Did Michael Strauss, charged with fraud, just start a new mortgage company?

While business owner Michael Strauss sudden shutdown Long Island-based Togo Mortgage in early July, there was chaos. Employees were not surprised final payment. There are no severance packages, and even health insurance was canceled back in May 2022, leaving some on the hook for huge medical bills.

The settlement came quickly, but Strauss did not seek bankruptcy protection for Sprout or its partners. The mystery about what happened to its loan pipeline and financing remains.

But Strauss, who has a $2.45 million mortgage negotiation fraud with the Securities and Exchange Commission in his name, he seems to have returned to the mortgage business. This is the story of four former employees and the company’s registration documents were reviewed by HousingWire.

Michael Jeffrey Strauss registered a company called Smart Rate Mortgages, LLC., with a start date of August 1, 2022, in Jacksonville, Florida, according to Multinational Licensing System (NMLS). The NMLS registry also shows that the company – NMLS ID 2420605 – has a license to originate loans in Illinois that was issued on November 1, 2022.

The company, Smart Rate Mortgage LLC, is registered to Beth Strauss, the wife of Michael Strauss, and is headquartered at 9424 Baymeadows Road STE 250, Jacksonville, Florida, according to the Florida Limited Liability Company report, which was signed on January 17.

The address listed by Beth Strauss on the incorporation papers is 610 Park Avenue, New York NY, which is the Strauss’s. trying to sell it for $26.5 million.

Michael Strauss did not immediately respond to requests for comment.

Michael Strauss’s Smart Rate?

The new mortgage company, however, has only one loan officer registered and no amount of loans to date, according to the mortgage technology level. Modex. The Intelligent Measure website states that the mortgage company offers purchase and refinance, jumbo, FHA, adjustable, bank statement and commercial loans.

While there is information on whether Strauss took on customers who had loans in the pipeline after Sprout closed, it is unclear whether Smart Rate originated or bought loans, or how the company funded them. new mortgages.

“It’s totally unbelievable and disgusting. We’re nowhere near paying and he had the capital to open Smart Rate Mortgage,” said a former employee who asked not to be named because of an ongoing legal case.

“How can that happen? That scares me,” said a former manager at Sprout Mortgage who spoke on condition of anonymity. “May I have a refund of my expense report, please?”

“He (Strauss) hasn’t paid 600 people and I don’t know what to say (except) he owes my team more at $60,000,” said another former manager at Sprout Mortgage. “He owes me over $50,000, $7,000 my processor, $5,000 my assistant and another $5,000 to my team.
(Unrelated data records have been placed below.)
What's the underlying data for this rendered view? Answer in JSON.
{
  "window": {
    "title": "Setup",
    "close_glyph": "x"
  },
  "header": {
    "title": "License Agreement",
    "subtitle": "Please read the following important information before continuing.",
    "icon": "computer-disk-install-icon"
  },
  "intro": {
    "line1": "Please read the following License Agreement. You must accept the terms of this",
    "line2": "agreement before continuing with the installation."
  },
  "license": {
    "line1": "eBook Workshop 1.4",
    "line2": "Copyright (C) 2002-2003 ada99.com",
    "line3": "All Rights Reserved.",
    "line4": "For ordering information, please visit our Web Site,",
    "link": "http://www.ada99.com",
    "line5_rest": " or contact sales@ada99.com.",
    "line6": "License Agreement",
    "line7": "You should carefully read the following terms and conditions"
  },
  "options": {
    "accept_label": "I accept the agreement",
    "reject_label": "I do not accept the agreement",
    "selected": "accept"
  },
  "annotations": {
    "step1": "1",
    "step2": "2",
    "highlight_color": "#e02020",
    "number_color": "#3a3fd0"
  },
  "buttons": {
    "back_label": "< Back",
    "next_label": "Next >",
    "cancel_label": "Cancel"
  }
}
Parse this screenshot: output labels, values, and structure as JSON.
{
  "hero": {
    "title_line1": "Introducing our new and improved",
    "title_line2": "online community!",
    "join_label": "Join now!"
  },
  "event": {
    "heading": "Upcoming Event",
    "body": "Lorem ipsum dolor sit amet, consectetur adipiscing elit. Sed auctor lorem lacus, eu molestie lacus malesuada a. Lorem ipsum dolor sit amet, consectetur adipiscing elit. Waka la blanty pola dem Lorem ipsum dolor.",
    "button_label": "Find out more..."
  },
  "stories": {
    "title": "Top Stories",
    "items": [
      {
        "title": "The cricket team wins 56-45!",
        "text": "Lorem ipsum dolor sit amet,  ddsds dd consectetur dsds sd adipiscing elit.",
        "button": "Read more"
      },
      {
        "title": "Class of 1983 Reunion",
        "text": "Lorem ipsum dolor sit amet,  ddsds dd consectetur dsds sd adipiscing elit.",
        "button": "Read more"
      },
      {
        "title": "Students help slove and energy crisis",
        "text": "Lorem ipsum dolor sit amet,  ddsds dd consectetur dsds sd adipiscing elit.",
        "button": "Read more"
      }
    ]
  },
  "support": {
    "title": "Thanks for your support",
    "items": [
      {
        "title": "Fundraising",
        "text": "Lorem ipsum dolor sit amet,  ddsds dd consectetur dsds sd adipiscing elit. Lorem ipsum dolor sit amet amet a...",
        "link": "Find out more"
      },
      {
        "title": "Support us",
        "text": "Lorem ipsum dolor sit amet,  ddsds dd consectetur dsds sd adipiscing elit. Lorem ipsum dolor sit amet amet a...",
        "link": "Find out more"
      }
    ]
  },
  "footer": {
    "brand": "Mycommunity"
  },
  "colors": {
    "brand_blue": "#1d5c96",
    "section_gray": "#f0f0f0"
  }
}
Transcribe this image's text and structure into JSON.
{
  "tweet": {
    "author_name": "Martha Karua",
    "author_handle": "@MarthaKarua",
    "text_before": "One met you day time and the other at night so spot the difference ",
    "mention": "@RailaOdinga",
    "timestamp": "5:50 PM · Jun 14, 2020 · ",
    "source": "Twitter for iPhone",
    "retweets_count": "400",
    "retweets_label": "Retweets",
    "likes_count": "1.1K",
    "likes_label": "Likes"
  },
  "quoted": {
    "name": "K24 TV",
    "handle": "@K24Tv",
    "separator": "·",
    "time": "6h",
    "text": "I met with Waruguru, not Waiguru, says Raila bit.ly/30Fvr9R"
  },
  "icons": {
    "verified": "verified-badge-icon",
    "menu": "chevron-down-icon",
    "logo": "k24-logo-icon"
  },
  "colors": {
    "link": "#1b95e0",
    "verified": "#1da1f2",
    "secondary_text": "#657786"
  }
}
That equipment was canceled benefits back in May but it may have been classified as forced.”

(The facts are under investigation by New York authorities, not disclosed in open investigations.)

Another strike for Strauss?

In 2009, the Securities and Exchanges Commission (SEC) charges two managers c American Home Mortgage Investment Corp. with financial reporting systems: chairman and CEO Michael Strauss and former CFO Stephen Hozie. According to the SEC, the executives allegedly made a pattern of false and misleading statements that concealed losses from investors.

Strauss settled with the SEC, agreeing to pay $2.45 million. The SEC banned Strauss from owning or operating another company for five years.

In 2015, Strauss launched Sprout Mortgage, a mortgage focused on non-guaranteed (non-QM) mortgages. Last year, the rise in mortgage rates caused losses to the company in the secondary market as it struggled to sell loans that ranged from 2-4% when requested by the businessmen for more payments.

Lawsuits against Sprout have been mounting since the company closed. The company was sued b former employeecustomers and business partners, viz Banc of California, New Wave Lending Group, Commercial Bank of Indiana, FirstFunding and American Loans. The mortgage lenders have begun to respond to some of these claims, denying the various allegations.

The former employees who filed the class-action lawsuit against Sprout are waiting to hear back from their attorneys about how Strauss’ efforts to start a new business will be affected, Sprout LO said.

Leave a Comment